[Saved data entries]
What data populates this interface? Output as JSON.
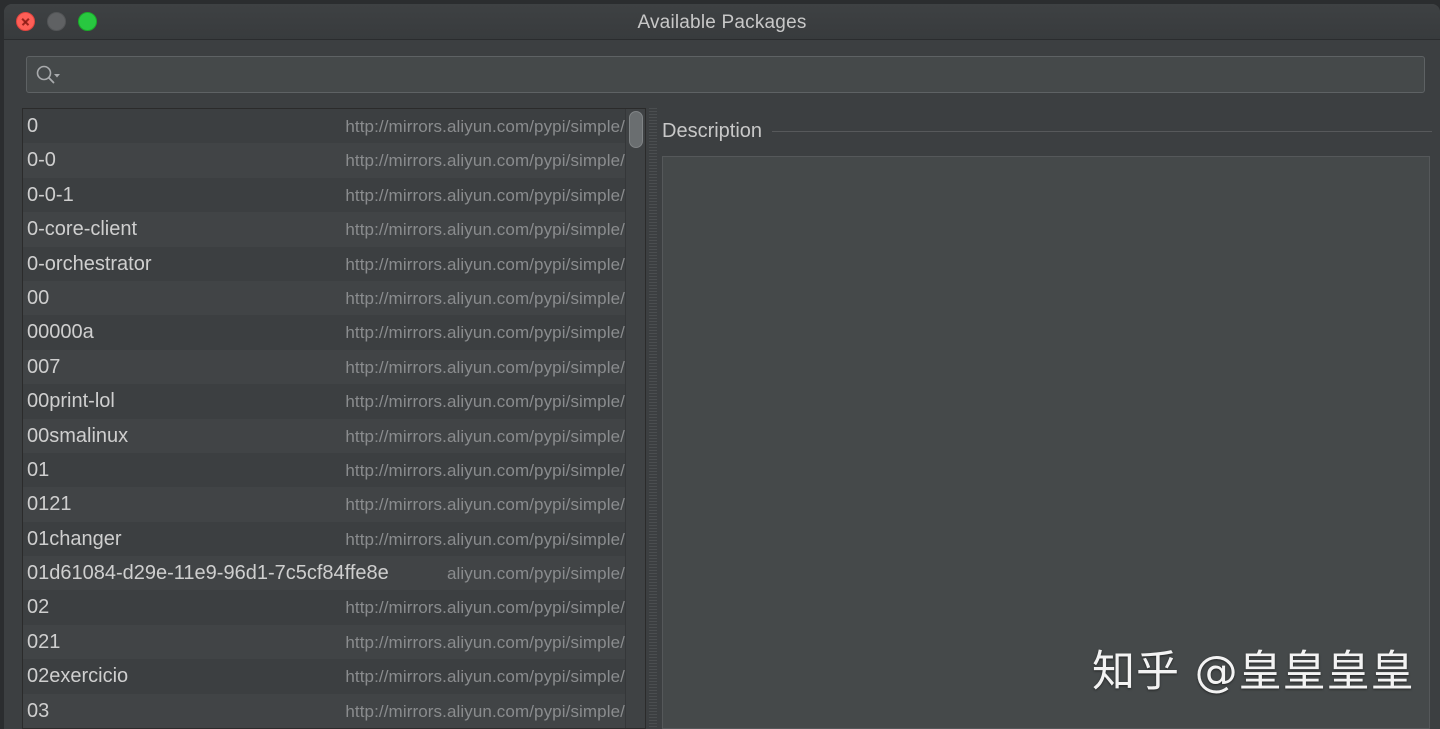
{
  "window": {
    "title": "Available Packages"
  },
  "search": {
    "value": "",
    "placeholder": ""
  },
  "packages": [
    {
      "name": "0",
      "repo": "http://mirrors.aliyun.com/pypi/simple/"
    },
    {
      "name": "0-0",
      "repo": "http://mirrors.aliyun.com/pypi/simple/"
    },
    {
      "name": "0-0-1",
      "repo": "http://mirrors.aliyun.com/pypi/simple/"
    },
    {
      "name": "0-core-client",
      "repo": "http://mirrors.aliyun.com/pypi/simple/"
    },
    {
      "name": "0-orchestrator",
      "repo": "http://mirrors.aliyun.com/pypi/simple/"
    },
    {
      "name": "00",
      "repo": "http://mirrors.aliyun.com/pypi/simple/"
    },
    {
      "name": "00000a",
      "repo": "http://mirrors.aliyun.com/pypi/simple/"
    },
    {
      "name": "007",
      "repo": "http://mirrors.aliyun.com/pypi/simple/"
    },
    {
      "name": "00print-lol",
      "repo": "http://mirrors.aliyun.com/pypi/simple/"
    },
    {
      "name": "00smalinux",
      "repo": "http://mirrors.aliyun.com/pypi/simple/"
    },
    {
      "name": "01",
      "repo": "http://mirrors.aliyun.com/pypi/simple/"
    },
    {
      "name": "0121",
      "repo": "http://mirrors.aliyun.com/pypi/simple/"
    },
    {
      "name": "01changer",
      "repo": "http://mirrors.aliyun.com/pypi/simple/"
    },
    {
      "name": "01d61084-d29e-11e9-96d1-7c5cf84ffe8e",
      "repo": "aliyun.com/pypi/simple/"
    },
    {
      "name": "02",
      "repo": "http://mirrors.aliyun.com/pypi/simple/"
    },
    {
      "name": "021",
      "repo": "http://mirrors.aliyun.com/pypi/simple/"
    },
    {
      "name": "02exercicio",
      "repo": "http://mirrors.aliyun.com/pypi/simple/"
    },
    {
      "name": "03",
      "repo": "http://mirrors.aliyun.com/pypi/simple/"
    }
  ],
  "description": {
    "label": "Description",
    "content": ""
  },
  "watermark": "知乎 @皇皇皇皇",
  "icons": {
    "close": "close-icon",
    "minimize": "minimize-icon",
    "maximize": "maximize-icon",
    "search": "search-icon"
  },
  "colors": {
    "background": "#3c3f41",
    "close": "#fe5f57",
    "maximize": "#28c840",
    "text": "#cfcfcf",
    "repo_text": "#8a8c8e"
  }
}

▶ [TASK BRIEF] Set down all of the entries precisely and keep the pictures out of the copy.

▶ [OUTPUT BELOW]
What data populates this interface? Output as JSON.
{
  "window": {
    "title": "Available Packages"
  },
  "search": {
    "value": "",
    "placeholder": ""
  },
  "packages": [
    {
      "name": "0",
      "repo": "http://mirrors.aliyun.com/pypi/simple/"
    },
    {
      "name": "0-0",
      "repo": "http://mirrors.aliyun.com/pypi/simple/"
    },
    {
      "name": "0-0-1",
      "repo": "http://mirrors.aliyun.com/pypi/simple/"
    },
    {
      "name": "0-core-client",
      "repo": "http://mirrors.aliyun.com/pypi/simple/"
    },
    {
      "name": "0-orchestrator",
      "repo": "http://mirrors.aliyun.com/pypi/simple/"
    },
    {
      "name": "00",
      "repo": "http://mirrors.aliyun.com/pypi/simple/"
    },
    {
      "name": "00000a",
      "repo": "http://mirrors.aliyun.com/pypi/simple/"
    },
    {
      "name": "007",
      "repo": "http://mirrors.aliyun.com/pypi/simple/"
    },
    {
      "name": "00print-lol",
      "repo": "http://mirrors.aliyun.com/pypi/simple/"
    },
    {
      "name": "00smalinux",
      "repo": "http://mirrors.aliyun.com/pypi/simple/"
    },
    {
      "name": "01",
      "repo": "http://mirrors.aliyun.com/pypi/simple/"
    },
    {
      "name": "0121",
      "repo": "http://mirrors.aliyun.com/pypi/simple/"
    },
    {
      "name": "01changer",
      "repo": "http://mirrors.aliyun.com/pypi/simple/"
    },
    {
      "name": "01d61084-d29e-11e9-96d1-7c5cf84ffe8e",
      "repo": "aliyun.com/pypi/simple/"
    },
    {
      "name": "02",
      "repo": "http://mirrors.aliyun.com/pypi/simple/"
    },
    {
      "name": "021",
      "repo": "http://mirrors.aliyun.com/pypi/simple/"
    },
    {
      "name": "02exercicio",
      "repo": "http://mirrors.aliyun.com/pypi/simple/"
    },
    {
      "name": "03",
      "repo": "http://mirrors.aliyun.com/pypi/simple/"
    }
  ],
  "description": {
    "label": "Description",
    "content": ""
  },
  "watermark": "知乎 @皇皇皇皇",
  "icons": {
    "close": "close-icon",
    "minimize": "minimize-icon",
    "maximize": "maximize-icon",
    "search": "search-icon"
  },
  "colors": {
    "background": "#3c3f41",
    "close": "#fe5f57",
    "maximize": "#28c840",
    "text": "#cfcfcf",
    "repo_text": "#8a8c8e"
  }
}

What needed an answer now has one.